Looking at traditions concerning the four ‘cross-quarter days’ that divided the ancient Irish year – Lugnasad (1 August), Samain (1 November), Imbolc (1 February) and Beltaine (1 May) – we find multiple supernatural females. Lugnasad was associated with the god Lug’s fostermother Tailtiu, and with the witch Carman; Samain was called the feast of Mongfhind, a fairy woman to whom ‘women and the common people’ prayed on that night; and 1 February is of course the feastday of St Brigit, who cannot be entirely dissociated from the older goddess Brigit. But what about Beltaine?
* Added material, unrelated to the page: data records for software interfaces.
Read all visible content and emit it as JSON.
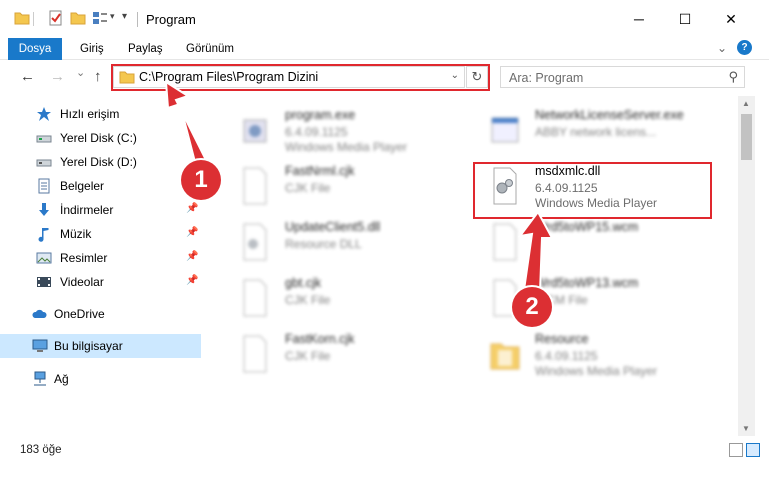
{
  "window": {
    "title": "Program",
    "minimize_glyph": "─",
    "maximize_glyph": "☐",
    "close_glyph": "✕"
  },
  "ribbon": {
    "tabs": [
      "Dosya",
      "Giriş",
      "Paylaş",
      "Görünüm"
    ],
    "expand_glyph": "⌄",
    "help_glyph": "?"
  },
  "nav": {
    "back_glyph": "←",
    "forward_glyph": "→",
    "recent_glyph": "⌄",
    "up_glyph": "↑",
    "path": "C:\\Program Files\\Program Dizini",
    "dropdown_glyph": "⌄",
    "refresh_glyph": "↻"
  },
  "search": {
    "placeholder": "Ara: Program",
    "icon_glyph": "⚲"
  },
  "sidebar": {
    "items": [
      {
        "label": "Hızlı erişim",
        "icon": "star-icon",
        "pinned": false
      },
      {
        "label": "Yerel Disk (C:)",
        "icon": "drive-icon",
        "pinned": true
      },
      {
        "label": "Yerel Disk (D:)",
        "icon": "drive-icon",
        "pinned": false
      },
      {
        "label": "Belgeler",
        "icon": "documents-icon",
        "pinned": true
      },
      {
        "label": "İndirmeler",
        "icon": "downloads-icon",
        "pinned": true
      },
      {
        "label": "Müzik",
        "icon": "music-icon",
        "pinned": true
      },
      {
        "label": "Resimler",
        "icon": "pictures-icon",
        "pinned": true
      },
      {
        "label": "Videolar",
        "icon": "videos-icon",
        "pinned": true
      },
      {
        "label": "OneDrive",
        "icon": "cloud-icon",
        "pinned": false
      },
      {
        "label": "Bu bilgisayar",
        "icon": "computer-icon",
        "pinned": false
      },
      {
        "label": "Ağ",
        "icon": "network-icon",
        "pinned": false
      }
    ],
    "pin_glyph": "📌"
  },
  "files": [
    {
      "name": "program.exe",
      "line2": "6.4.09.1125",
      "line3": "Windows Media Player",
      "icon": "exe-icon"
    },
    {
      "name": "NetworkLicenseServer.exe",
      "line2": "ABBY network licens...",
      "line3": "",
      "icon": "exe-icon"
    },
    {
      "name": "FastNrml.cjk",
      "line2": "CJK File",
      "line3": "",
      "icon": "file-icon"
    },
    {
      "name": "msdxmlc.dll",
      "line2": "6.4.09.1125",
      "line3": "Windows Media Player",
      "icon": "dll-icon"
    },
    {
      "name": "UpdateClient5.dll",
      "line2": "Resource DLL",
      "line3": "",
      "icon": "dll-icon"
    },
    {
      "name": "Wrd5toWP15.wcm",
      "line2": "",
      "line3": "",
      "icon": "file-icon"
    },
    {
      "name": "gbt.cjk",
      "line2": "CJK File",
      "line3": "",
      "icon": "file-icon"
    },
    {
      "name": "Wrd5toWP13.wcm",
      "line2": "WCM File",
      "line3": "",
      "icon": "file-icon"
    },
    {
      "name": "FastKorn.cjk",
      "line2": "CJK File",
      "line3": "",
      "icon": "file-icon"
    },
    {
      "name": "Resource",
      "line2": "6.4.09.1125",
      "line3": "Windows Media Player",
      "icon": "folder-icon"
    }
  ],
  "status": {
    "count": "183 öğe"
  },
  "annotations": {
    "step1": "1",
    "step2": "2",
    "color": "#dc2f33"
  },
  "colors": {
    "accent": "#1979ca",
    "selection": "#cce8ff",
    "highlight": "#e0282e"
  }
}
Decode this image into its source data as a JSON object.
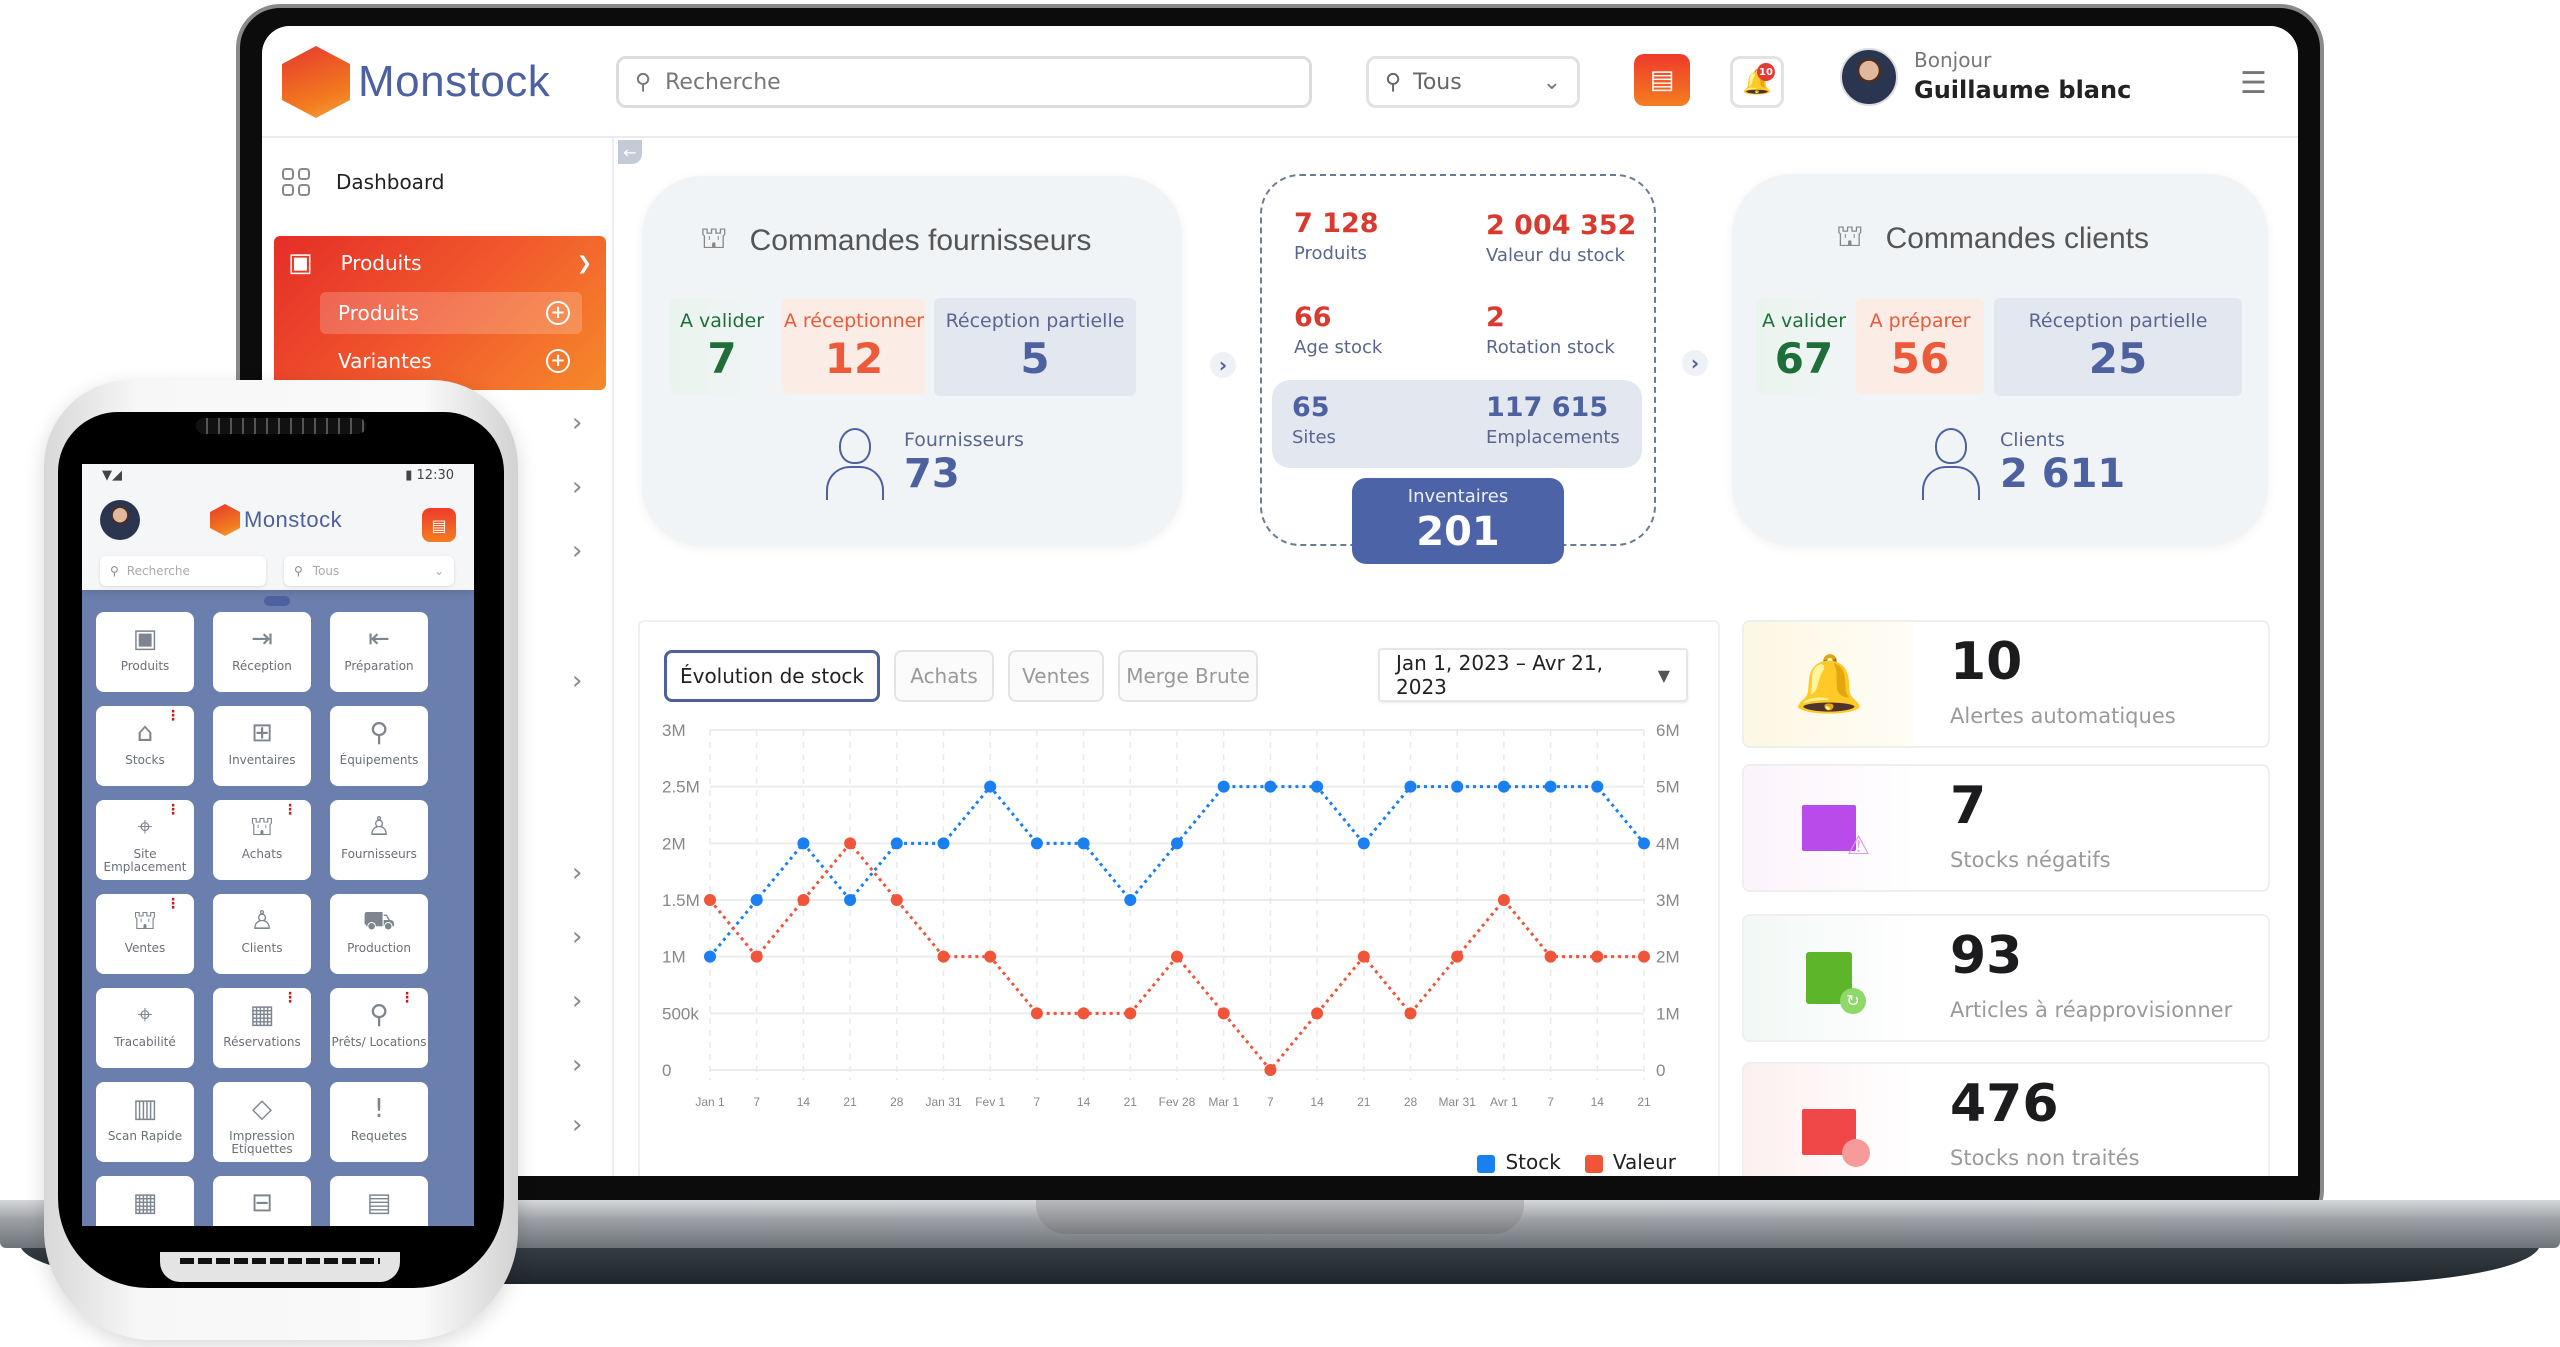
{
  "header": {
    "app_name": "Monstock",
    "search_placeholder": "Recherche",
    "location_value": "Tous",
    "notification_count": "10",
    "greeting": "Bonjour",
    "user_name": "Guillaume blanc"
  },
  "sidebar": {
    "dashboard_label": "Dashboard",
    "active_section": "Produits",
    "sub_items": [
      {
        "label": "Produits"
      },
      {
        "label": "Variantes"
      }
    ]
  },
  "supplier_orders": {
    "title": "Commandes fournisseurs",
    "stats": [
      {
        "label": "A valider",
        "value": "7"
      },
      {
        "label": "A réceptionner",
        "value": "12"
      },
      {
        "label": "Réception partielle",
        "value": "5"
      }
    ],
    "people_label": "Fournisseurs",
    "people_value": "73"
  },
  "stock_summary": {
    "products_value": "7 128",
    "products_label": "Produits",
    "stock_value": "2 004 352",
    "stock_value_label": "Valeur du stock",
    "age_value": "66",
    "age_label": "Age stock",
    "rotation_value": "2",
    "rotation_label": "Rotation stock",
    "sites_value": "65",
    "sites_label": "Sites",
    "locations_value": "117 615",
    "locations_label": "Emplacements",
    "inventories_label": "Inventaires",
    "inventories_value": "201"
  },
  "client_orders": {
    "title": "Commandes clients",
    "stats": [
      {
        "label": "A valider",
        "value": "67"
      },
      {
        "label": "A préparer",
        "value": "56"
      },
      {
        "label": "Réception partielle",
        "value": "25"
      }
    ],
    "people_label": "Clients",
    "people_value": "2 611"
  },
  "chart_tabs": [
    "Évolution de stock",
    "Achats",
    "Ventes",
    "Merge Brute"
  ],
  "date_range": "Jan 1, 2023 – Avr 21, 2023",
  "chart_data": {
    "type": "line",
    "title": "Évolution de stock",
    "x": [
      "Jan 1",
      "7",
      "14",
      "21",
      "28",
      "Jan 31",
      "Fev 1",
      "7",
      "14",
      "21",
      "Fev 28",
      "Mar 1",
      "7",
      "14",
      "21",
      "28",
      "Mar 31",
      "Avr 1",
      "7",
      "14",
      "21"
    ],
    "left_axis": {
      "ticks": [
        "0",
        "500k",
        "1M",
        "1.5M",
        "2M",
        "2.5M",
        "3M"
      ],
      "range": [
        0,
        3000000
      ]
    },
    "right_axis": {
      "ticks": [
        "0",
        "1M",
        "2M",
        "3M",
        "4M",
        "5M",
        "6M"
      ],
      "range": [
        0,
        6000000
      ]
    },
    "series": [
      {
        "name": "Stock",
        "color": "#1a7ff0",
        "axis": "left",
        "values": [
          1000000,
          1500000,
          2000000,
          1500000,
          2000000,
          2000000,
          2500000,
          2000000,
          2000000,
          1500000,
          2000000,
          2500000,
          2500000,
          2500000,
          2000000,
          2500000,
          2500000,
          2500000,
          2500000,
          2500000,
          2000000
        ]
      },
      {
        "name": "Valeur",
        "color": "#f0553a",
        "axis": "right",
        "values": [
          3000000,
          2000000,
          3000000,
          4000000,
          3000000,
          2000000,
          2000000,
          1000000,
          1000000,
          1000000,
          2000000,
          1000000,
          0,
          1000000,
          2000000,
          1000000,
          2000000,
          3000000,
          2000000,
          2000000,
          2000000
        ]
      }
    ],
    "grid": true,
    "legend": "bottom-right"
  },
  "alerts": [
    {
      "value": "10",
      "label": "Alertes automatiques",
      "icon": "bell-icon",
      "color": "#f2b40c"
    },
    {
      "value": "7",
      "label": "Stocks négatifs",
      "icon": "box-warning-icon",
      "color": "#b84bea"
    },
    {
      "value": "93",
      "label": "Articles à réapprovisionner",
      "icon": "document-refresh-icon",
      "color": "#5db52a"
    },
    {
      "value": "476",
      "label": "Stocks non traités",
      "icon": "box-timer-icon",
      "color": "#f04848"
    }
  ],
  "phone": {
    "time": "12:30",
    "app_name": "Monstock",
    "search_placeholder": "Recherche",
    "location_value": "Tous",
    "tiles": [
      {
        "label": "Produits",
        "icon": "▣",
        "dots": false
      },
      {
        "label": "Réception",
        "icon": "⇥",
        "dots": false
      },
      {
        "label": "Préparation",
        "icon": "⇤",
        "dots": false
      },
      {
        "label": "Stocks",
        "icon": "⌂",
        "dots": true
      },
      {
        "label": "Inventaires",
        "icon": "⊞",
        "dots": false
      },
      {
        "label": "Équipements",
        "icon": "⚲",
        "dots": false
      },
      {
        "label": "Site Emplacement",
        "icon": "⌖",
        "dots": true
      },
      {
        "label": "Achats",
        "icon": "⛫",
        "dots": true
      },
      {
        "label": "Fournisseurs",
        "icon": "♙",
        "dots": false
      },
      {
        "label": "Ventes",
        "icon": "⛫",
        "dots": true
      },
      {
        "label": "Clients",
        "icon": "♙",
        "dots": false
      },
      {
        "label": "Production",
        "icon": "⛟",
        "dots": false
      },
      {
        "label": "Tracabilité",
        "icon": "⌖",
        "dots": false
      },
      {
        "label": "Réservations",
        "icon": "▦",
        "dots": true
      },
      {
        "label": "Prêts/ Locations",
        "icon": "⚲",
        "dots": true
      },
      {
        "label": "Scan Rapide",
        "icon": "▥",
        "dots": false
      },
      {
        "label": "Impression Etiquettes",
        "icon": "◇",
        "dots": false
      },
      {
        "label": "Requetes",
        "icon": "!",
        "dots": false
      },
      {
        "label": "",
        "icon": "▦",
        "dots": false
      },
      {
        "label": "",
        "icon": "⊟",
        "dots": false
      },
      {
        "label": "",
        "icon": "▤",
        "dots": false
      }
    ]
  }
}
An answer may be present in the name. It might seem natural to take the last part, -taine, as the word for ‘fire’, tene; and there are old descriptions of Beltaine as a fire festival. The problem is that this -taine does not behave grammatically like the ‘fire’ word: could there be another explanation?
In 1883, the great French Celticist Henri d’Arbois de Jubainville suggested that Beltaine might be derived from a lost word *beltu (genitive *beltan) ‘dying’, evidence of which survives in Old Irish epeltu (from *ess-beltu) with the same meaning. And in fact there is what looks like an exact linguistic counterpart to Beltaine in Giltine, the name of the Lithuanian goddess of death. Beltaine, Arbois de Jubainville concluded, was ‘a goddess of death who, on the 1st of May, was begged to spare animals and humans’.
These resemblances could all be coincidences. But if each of the ‘cross-quarter days’ really was once presided over by one or more powerful goddesses, this would have been an important part of how the pre-Christian Irish thought about the nature of time.
Arbois de Jubainville’s theory appears (in French) in his article ‘Celtica’, Mémoires de la Société de Linguistique 5:2 (1883) 121-132, on p. 132.